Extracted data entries
********************
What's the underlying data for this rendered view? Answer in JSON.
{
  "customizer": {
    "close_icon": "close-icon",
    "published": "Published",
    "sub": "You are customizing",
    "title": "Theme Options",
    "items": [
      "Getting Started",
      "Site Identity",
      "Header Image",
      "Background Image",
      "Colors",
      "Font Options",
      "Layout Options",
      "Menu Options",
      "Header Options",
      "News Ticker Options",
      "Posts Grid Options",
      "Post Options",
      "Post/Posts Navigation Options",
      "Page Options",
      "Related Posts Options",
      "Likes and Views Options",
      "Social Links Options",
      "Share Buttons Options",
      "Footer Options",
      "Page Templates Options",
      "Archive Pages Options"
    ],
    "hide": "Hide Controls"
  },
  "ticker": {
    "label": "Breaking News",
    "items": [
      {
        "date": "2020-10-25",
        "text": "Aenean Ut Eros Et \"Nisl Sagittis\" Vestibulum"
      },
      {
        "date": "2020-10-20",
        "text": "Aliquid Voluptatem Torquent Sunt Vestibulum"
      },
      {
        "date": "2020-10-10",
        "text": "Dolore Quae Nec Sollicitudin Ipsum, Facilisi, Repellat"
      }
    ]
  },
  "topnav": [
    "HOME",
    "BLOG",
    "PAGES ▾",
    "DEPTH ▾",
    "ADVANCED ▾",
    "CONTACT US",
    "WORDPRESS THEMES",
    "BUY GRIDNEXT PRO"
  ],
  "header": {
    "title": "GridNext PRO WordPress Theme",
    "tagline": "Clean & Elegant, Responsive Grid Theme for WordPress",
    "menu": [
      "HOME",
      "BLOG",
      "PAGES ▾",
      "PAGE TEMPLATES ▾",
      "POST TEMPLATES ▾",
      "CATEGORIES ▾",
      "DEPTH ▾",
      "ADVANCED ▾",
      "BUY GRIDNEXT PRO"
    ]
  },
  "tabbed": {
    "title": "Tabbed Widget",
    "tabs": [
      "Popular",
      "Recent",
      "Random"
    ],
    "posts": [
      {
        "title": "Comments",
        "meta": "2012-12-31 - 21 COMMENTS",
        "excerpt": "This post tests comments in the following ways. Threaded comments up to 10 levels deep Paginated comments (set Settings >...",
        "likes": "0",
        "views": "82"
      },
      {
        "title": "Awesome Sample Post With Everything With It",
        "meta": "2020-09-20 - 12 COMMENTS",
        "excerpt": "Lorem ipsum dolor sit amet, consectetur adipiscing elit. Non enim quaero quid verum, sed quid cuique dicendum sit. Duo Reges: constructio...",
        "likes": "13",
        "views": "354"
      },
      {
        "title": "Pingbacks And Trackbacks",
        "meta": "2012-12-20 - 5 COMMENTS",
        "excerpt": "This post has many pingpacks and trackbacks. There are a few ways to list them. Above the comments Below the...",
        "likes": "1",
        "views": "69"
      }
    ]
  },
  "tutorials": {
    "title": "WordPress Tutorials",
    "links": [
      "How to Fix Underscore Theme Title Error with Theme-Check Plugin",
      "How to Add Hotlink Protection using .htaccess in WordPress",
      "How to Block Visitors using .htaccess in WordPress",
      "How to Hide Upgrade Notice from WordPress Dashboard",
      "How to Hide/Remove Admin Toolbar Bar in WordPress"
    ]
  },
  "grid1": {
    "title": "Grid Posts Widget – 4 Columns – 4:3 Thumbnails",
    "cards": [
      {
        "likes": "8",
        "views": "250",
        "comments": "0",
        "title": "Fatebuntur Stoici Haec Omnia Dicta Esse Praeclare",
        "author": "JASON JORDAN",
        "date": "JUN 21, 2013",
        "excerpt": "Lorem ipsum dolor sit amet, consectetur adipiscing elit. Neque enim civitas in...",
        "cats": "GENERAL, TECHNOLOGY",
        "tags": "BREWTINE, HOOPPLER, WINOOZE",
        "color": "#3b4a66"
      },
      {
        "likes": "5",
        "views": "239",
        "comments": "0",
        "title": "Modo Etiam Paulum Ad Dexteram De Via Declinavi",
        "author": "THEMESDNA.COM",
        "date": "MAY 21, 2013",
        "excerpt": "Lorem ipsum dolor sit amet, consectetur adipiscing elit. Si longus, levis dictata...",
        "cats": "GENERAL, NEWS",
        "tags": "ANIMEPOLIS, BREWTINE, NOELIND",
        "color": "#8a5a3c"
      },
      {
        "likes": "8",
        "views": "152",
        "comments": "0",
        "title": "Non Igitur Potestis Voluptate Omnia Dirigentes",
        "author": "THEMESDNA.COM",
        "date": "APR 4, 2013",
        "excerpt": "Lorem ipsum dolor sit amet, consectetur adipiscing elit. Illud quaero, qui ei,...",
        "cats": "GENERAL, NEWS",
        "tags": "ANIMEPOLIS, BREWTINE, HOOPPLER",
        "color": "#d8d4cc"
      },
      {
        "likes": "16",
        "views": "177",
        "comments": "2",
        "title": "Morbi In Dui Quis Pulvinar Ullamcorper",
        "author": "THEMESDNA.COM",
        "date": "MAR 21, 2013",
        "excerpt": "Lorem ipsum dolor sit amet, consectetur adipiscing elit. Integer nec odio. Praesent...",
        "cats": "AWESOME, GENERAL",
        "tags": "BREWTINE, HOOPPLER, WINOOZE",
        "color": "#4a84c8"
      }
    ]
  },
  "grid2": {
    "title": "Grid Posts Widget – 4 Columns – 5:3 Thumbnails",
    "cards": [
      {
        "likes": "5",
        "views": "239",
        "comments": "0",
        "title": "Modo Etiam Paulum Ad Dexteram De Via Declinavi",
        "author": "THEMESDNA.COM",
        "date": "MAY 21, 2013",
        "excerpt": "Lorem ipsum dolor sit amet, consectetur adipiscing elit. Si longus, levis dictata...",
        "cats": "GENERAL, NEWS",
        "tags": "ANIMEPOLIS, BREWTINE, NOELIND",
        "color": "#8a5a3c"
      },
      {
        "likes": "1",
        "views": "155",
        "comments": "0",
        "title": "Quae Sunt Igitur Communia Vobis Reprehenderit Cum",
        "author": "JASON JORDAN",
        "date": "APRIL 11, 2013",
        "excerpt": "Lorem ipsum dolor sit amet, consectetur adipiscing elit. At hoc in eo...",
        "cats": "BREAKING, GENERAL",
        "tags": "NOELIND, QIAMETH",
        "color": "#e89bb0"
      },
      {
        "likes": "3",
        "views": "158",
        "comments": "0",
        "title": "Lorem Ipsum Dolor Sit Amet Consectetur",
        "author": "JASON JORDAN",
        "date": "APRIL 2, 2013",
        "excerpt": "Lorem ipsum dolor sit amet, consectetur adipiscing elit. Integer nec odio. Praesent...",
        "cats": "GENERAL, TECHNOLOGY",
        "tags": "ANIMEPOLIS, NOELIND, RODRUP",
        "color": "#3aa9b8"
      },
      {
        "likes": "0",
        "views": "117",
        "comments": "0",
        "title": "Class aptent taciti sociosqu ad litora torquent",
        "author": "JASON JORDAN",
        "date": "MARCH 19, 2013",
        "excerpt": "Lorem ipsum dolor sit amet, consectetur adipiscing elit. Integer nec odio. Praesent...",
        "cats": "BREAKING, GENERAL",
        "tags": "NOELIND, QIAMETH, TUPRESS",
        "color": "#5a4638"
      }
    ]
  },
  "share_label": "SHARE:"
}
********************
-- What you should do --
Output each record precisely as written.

-- Exercise solution --
What's the underlying data for this rendered view? Answer in JSON.
{
  "customizer": {
    "close_icon": "close-icon",
    "published": "Published",
    "sub": "You are customizing",
    "title": "Theme Options",
    "items": [
      "Getting Started",
      "Site Identity",
      "Header Image",
      "Background Image",
      "Colors",
      "Font Options",
      "Layout Options",
      "Menu Options",
      "Header Options",
      "News Ticker Options",
      "Posts Grid Options",
      "Post Options",
      "Post/Posts Navigation Options",
      "Page Options",
      "Related Posts Options",
      "Likes and Views Options",
      "Social Links Options",
      "Share Buttons Options",
      "Footer Options",
      "Page Templates Options",
      "Archive Pages Options"
    ],
    "hide": "Hide Controls"
  },
  "ticker": {
    "label": "Breaking News",
    "items": [
      {
        "date": "2020-10-25",
        "text": "Aenean Ut Eros Et \"Nisl Sagittis\" Vestibulum"
      },
      {
        "date": "2020-10-20",
        "text": "Aliquid Voluptatem Torquent Sunt Vestibulum"
      },
      {
        "date": "2020-10-10",
        "text": "Dolore Quae Nec Sollicitudin Ipsum, Facilisi, Repellat"
      }
    ]
  },
  "topnav": [
    "HOME",
    "BLOG",
    "PAGES ▾",
    "DEPTH ▾",
    "ADVANCED ▾",
    "CONTACT US",
    "WORDPRESS THEMES",
    "BUY GRIDNEXT PRO"
  ],
  "header": {
    "title": "GridNext PRO WordPress Theme",
    "tagline": "Clean & Elegant, Responsive Grid Theme for WordPress",
    "menu": [
      "HOME",
      "BLOG",
      "PAGES ▾",
      "PAGE TEMPLATES ▾",
      "POST TEMPLATES ▾",
      "CATEGORIES ▾",
      "DEPTH ▾",
      "ADVANCED ▾",
      "BUY GRIDNEXT PRO"
    ]
  },
  "tabbed": {
    "title": "Tabbed Widget",
    "tabs": [
      "Popular",
      "Recent",
      "Random"
    ],
    "posts": [
      {
        "title": "Comments",
        "meta": "2012-12-31 - 21 COMMENTS",
        "excerpt": "This post tests comments in the following ways. Threaded comments up to 10 levels deep Paginated comments (set Settings >...",
        "likes": "0",
        "views": "82"
      },
      {
        "title": "Awesome Sample Post With Everything With It",
        "meta": "2020-09-20 - 12 COMMENTS",
        "excerpt": "Lorem ipsum dolor sit amet, consectetur adipiscing elit. Non enim quaero quid verum, sed quid cuique dicendum sit. Duo Reges: constructio...",
        "likes": "13",
        "views": "354"
      },
      {
        "title": "Pingbacks And Trackbacks",
        "meta": "2012-12-20 - 5 COMMENTS",
        "excerpt": "This post has many pingpacks and trackbacks. There are a few ways to list them. Above the comments Below the...",
        "likes": "1",
        "views": "69"
      }
    ]
  },
  "tutorials": {
    "title": "WordPress Tutorials",
    "links": [
      "How to Fix Underscore Theme Title Error with Theme-Check Plugin",
      "How to Add Hotlink Protection using .htaccess in WordPress",
      "How to Block Visitors using .htaccess in WordPress",
      "How to Hide Upgrade Notice from WordPress Dashboard",
      "How to Hide/Remove Admin Toolbar Bar in WordPress"
    ]
  },
  "grid1": {
    "title": "Grid Posts Widget – 4 Columns – 4:3 Thumbnails",
    "cards": [
      {
        "likes": "8",
        "views": "250",
        "comments": "0",
        "title": "Fatebuntur Stoici Haec Omnia Dicta Esse Praeclare",
        "author": "JASON JORDAN",
        "date": "JUN 21, 2013",
        "excerpt": "Lorem ipsum dolor sit amet, consectetur adipiscing elit. Neque enim civitas in...",
        "cats": "GENERAL, TECHNOLOGY",
        "tags": "BREWTINE, HOOPPLER, WINOOZE",
        "color": "#3b4a66"
      },
      {
        "likes": "5",
        "views": "239",
        "comments": "0",
        "title": "Modo Etiam Paulum Ad Dexteram De Via Declinavi",
        "author": "THEMESDNA.COM",
        "date": "MAY 21, 2013",
        "excerpt": "Lorem ipsum dolor sit amet, consectetur adipiscing elit. Si longus, levis dictata...",
        "cats": "GENERAL, NEWS",
        "tags": "ANIMEPOLIS, BREWTINE, NOELIND",
        "color": "#8a5a3c"
      },
      {
        "likes": "8",
        "views": "152",
        "comments": "0",
        "title": "Non Igitur Potestis Voluptate Omnia Dirigentes",
        "author": "THEMESDNA.COM",
        "date": "APR 4, 2013",
        "excerpt": "Lorem ipsum dolor sit amet, consectetur adipiscing elit. Illud quaero, qui ei,...",
        "cats": "GENERAL, NEWS",
        "tags": "ANIMEPOLIS, BREWTINE, HOOPPLER",
        "color": "#d8d4cc"
      },
      {
        "likes": "16",
        "views": "177",
        "comments": "2",
        "title": "Morbi In Dui Quis Pulvinar Ullamcorper",
        "author": "THEMESDNA.COM",
        "date": "MAR 21, 2013",
        "excerpt": "Lorem ipsum dolor sit amet, consectetur adipiscing elit. Integer nec odio. Praesent...",
        "cats": "AWESOME, GENERAL",
        "tags": "BREWTINE, HOOPPLER, WINOOZE",
        "color": "#4a84c8"
      }
    ]
  },
  "grid2": {
    "title": "Grid Posts Widget – 4 Columns – 5:3 Thumbnails",
    "cards": [
      {
        "likes": "5",
        "views": "239",
        "comments": "0",
        "title": "Modo Etiam Paulum Ad Dexteram De Via Declinavi",
        "author": "THEMESDNA.COM",
        "date": "MAY 21, 2013",
        "excerpt": "Lorem ipsum dolor sit amet, consectetur adipiscing elit. Si longus, levis dictata...",
        "cats": "GENERAL, NEWS",
        "tags": "ANIMEPOLIS, BREWTINE, NOELIND",
        "color": "#8a5a3c"
      },
      {
        "likes": "1",
        "views": "155",
        "comments": "0",
        "title": "Quae Sunt Igitur Communia Vobis Reprehenderit Cum",
        "author": "JASON JORDAN",
        "date": "APRIL 11, 2013",
        "excerpt": "Lorem ipsum dolor sit amet, consectetur adipiscing elit. At hoc in eo...",
        "cats": "BREAKING, GENERAL",
        "tags": "NOELIND, QIAMETH",
        "color": "#e89bb0"
      },
      {
        "likes": "3",
        "views": "158",
        "comments": "0",
        "title": "Lorem Ipsum Dolor Sit Amet Consectetur",
        "author": "JASON JORDAN",
        "date": "APRIL 2, 2013",
        "excerpt": "Lorem ipsum dolor sit amet, consectetur adipiscing elit. Integer nec odio. Praesent...",
        "cats": "GENERAL, TECHNOLOGY",
        "tags": "ANIMEPOLIS, NOELIND, RODRUP",
        "color": "#3aa9b8"
      },
      {
        "likes": "0",
        "views": "117",
        "comments": "0",
        "title": "Class aptent taciti sociosqu ad litora torquent",
        "author": "JASON JORDAN",
        "date": "MARCH 19, 2013",
        "excerpt": "Lorem ipsum dolor sit amet, consectetur adipiscing elit. Integer nec odio. Praesent...",
        "cats": "BREAKING, GENERAL",
        "tags": "NOELIND, QIAMETH, TUPRESS",
        "color": "#5a4638"
      }
    ]
  },
  "share_label": "SHARE:"
}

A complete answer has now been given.